Russia: Personal data protection - employment electronic document flow
Recent amendments to the Labour Code of the Russian Federation of 30 December 2001 No. 197-FZ (as amended) ('the Labour Code'), which came into force on 22 November 2021, provided for electronic document flow in labour relations. This form of interaction has been widely used by employers in relation to remote employees, but now it may apply to all employees. According to the Federal Law of 22 November 2021 No. 377-FZ on Amendments to the Labor Code of the Russian Federation ('the Law'), employers are now authorised to create, sign, use, and store documents related to work in an electronic form without duplication on paper. Such document flow refers to documents that, according to the labour legislation, are drawn up on paper and with which employees (or candidates) must be familiarised in writing, subject to some exceptions. Andrey Slepov and Elena Morozova, from ADVANT Beiten, provide a summary of the impact of the new law on document flow in relation to personal data protection on both employers and employees.
In summary, the Law gives the employer the right to introduce electronic document flow through a local act. The transition to electronic interaction between the employer and the employee is possible upon written notification of the employee and subject to their written consent.
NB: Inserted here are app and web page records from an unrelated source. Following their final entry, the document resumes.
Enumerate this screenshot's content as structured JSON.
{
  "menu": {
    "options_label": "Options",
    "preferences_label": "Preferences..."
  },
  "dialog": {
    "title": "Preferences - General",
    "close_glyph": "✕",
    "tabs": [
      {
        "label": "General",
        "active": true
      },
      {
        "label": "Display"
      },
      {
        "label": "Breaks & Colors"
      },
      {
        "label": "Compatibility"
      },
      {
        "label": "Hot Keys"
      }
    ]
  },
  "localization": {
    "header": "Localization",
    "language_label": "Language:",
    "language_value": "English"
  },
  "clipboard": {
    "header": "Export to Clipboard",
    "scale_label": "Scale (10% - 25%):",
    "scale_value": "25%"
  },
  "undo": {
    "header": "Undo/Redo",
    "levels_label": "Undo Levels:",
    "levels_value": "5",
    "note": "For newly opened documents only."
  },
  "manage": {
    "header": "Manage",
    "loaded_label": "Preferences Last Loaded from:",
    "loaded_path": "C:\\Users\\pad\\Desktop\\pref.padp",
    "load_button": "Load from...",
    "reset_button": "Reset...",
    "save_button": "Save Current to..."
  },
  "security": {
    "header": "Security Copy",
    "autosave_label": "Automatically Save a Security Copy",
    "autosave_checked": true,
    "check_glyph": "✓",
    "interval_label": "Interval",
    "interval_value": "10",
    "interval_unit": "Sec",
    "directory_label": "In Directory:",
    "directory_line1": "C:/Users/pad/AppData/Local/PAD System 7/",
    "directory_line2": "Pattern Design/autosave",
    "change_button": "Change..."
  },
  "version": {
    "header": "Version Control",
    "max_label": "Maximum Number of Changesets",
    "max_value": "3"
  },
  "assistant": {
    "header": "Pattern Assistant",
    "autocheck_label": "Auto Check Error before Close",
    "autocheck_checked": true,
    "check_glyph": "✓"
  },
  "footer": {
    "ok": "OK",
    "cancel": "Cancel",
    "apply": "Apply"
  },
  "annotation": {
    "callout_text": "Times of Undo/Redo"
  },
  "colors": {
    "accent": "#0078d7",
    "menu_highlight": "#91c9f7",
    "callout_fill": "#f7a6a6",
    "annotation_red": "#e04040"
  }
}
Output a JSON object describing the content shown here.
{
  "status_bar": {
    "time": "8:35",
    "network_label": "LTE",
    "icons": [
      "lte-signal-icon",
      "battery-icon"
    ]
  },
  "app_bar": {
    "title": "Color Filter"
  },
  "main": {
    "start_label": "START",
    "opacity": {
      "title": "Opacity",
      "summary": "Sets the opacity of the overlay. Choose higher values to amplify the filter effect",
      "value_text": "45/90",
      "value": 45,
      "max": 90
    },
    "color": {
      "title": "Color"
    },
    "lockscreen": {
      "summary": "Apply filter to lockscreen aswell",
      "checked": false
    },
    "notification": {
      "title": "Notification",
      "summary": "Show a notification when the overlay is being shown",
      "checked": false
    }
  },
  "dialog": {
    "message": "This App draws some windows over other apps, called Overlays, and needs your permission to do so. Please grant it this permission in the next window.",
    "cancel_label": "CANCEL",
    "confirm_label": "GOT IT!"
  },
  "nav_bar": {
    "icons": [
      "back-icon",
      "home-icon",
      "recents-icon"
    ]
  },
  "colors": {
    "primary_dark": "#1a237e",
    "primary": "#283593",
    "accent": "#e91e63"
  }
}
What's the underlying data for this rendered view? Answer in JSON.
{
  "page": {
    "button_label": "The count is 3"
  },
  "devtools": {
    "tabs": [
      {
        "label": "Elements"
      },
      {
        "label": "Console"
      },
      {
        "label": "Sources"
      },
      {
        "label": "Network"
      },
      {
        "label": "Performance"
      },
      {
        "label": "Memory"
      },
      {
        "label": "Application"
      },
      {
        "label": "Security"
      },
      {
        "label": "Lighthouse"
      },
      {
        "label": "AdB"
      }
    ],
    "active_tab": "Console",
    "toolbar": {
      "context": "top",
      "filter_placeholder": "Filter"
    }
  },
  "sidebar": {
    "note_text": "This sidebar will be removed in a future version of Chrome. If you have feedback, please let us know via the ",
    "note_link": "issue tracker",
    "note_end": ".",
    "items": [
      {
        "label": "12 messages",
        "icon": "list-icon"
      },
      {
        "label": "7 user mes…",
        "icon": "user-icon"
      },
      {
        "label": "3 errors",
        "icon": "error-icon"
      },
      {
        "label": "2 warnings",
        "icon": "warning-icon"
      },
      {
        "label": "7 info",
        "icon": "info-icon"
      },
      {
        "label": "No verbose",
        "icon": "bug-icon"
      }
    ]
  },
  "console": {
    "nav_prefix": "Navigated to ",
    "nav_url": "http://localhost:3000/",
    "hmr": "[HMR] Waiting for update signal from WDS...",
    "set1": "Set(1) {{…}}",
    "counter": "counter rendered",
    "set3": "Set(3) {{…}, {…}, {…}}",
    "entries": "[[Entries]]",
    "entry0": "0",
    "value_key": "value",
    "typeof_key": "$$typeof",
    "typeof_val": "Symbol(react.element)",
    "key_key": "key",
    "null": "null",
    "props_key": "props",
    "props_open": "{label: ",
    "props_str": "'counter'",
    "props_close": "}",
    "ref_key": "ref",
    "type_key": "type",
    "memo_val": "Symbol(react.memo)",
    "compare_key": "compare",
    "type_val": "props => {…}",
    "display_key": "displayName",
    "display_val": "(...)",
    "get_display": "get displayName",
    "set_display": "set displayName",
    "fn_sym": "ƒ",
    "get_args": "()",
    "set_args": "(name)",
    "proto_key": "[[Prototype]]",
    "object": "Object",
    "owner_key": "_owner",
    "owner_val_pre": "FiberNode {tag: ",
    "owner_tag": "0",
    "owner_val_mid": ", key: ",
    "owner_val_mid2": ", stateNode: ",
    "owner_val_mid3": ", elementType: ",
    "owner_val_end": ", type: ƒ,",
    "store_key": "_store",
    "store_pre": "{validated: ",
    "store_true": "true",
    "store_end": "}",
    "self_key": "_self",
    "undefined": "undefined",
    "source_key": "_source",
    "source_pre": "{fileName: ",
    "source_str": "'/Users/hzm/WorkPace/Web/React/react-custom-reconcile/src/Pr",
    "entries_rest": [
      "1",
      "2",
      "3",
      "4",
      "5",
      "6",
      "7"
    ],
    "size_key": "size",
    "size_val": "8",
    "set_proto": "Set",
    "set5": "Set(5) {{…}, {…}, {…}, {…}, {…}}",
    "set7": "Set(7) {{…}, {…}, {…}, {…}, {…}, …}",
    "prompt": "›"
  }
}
However, the consent of employees, who do not have a work record and are hired for the first time after 1 January 2022, is not required.
Written consent to personal data processing
An employee's written consent to the processing of their personal data is required, for example:
- when transferring their personal data to third parties, except for the cases provided for by federal laws;
- when processing special categories of the employee's personal data (such as information on race, nationality, political views, religious and philosophical beliefs, health status, intimate life), if the processing of this data is not explicitly dictated by the law; and
- when transferring personal data to the U.S. or other jurisdictions (including China, India, etc.) that do not provide adequate protection of data subjects' rights in terms of the Russian law.
The possibility of giving written consent in the electronic form (including in a form of simple electronic signature, if so agreed between the parties) was provided by the Federal Law of 27 July 2006 No. 152-FZ on Personal Data (as amended) and confirmed by the Federal Service for Supervision of Communications, Information Technology, and Mass Media ('Roskomnadzor') in the sphere of personal data protection before the introduction of the Law1. The Law confirms the possibility of using a simple electronic signature of an employee for signing written consent to personal data processing.
As many interviews with candidates are nowadays held only, or at least initially, via video calls, the question of how to obtain the written consent of such candidates (when they are needed, for example, in case of transfer of data to the U.S.) has become more of an issue. As the use of a simple electronic signature requires a handwritten agreement between the parties, an alternative to written consent could be a combination of (i) a non-written (simple) consent that may be provided by way of ticking a checkbox on the website (that covers all aspects of processing candidates' data, except for transfer to the jurisdiction that does not provide adequate protection of data subjects' rights); and (ii) an acceptance of a user or information services agreement (the core condition of which shall be a necessity of transfer of data to the U.S., etc. for the purpose of fulfilling the agreement between the parties). Both consent and agreement may be placed, e.g. at the website, where a candidate should register.
Approval of data protection policies and bringing them to the attention of employees against signed receipt
The Law legitimises the use of the electronic signature of the employer (its representative) to sign resolutions on approval of internal policies related to personal data protection. For this purpose, employers may use an enhanced qualified electronic signature or enhanced unqualified electronic signature (in the latter case – if so agreed with the employee).
It is notable that electronic signatures created in accordance with foreign legislation and international standards are recognised as corresponding to the features of an enhanced electronic signature created in accordance with Russian legislation, if there is an appropriate international agreement with the participation of the Russian Federation. Due to the absence of such agreements with the U.S., the EU, and the EU Member States, the legal use of a foreign enhanced electronic signature (including a qualified one) is currently not possible. Thus, the possibility of the use of such foreign services by employers for employment law purposes is limited.
Employees may confirm receipt of local policies with the use of simple electronic signatures.
Thus, it is now legally possible to place local policies, e. g. on the intranet of a company, and avoid the collection of physical signatures of employees as an acknowledgement of signed receipt.
1. Please also refer to: https://www.dataguidance.com/opinion/russia-new-consent-requirements-data-processing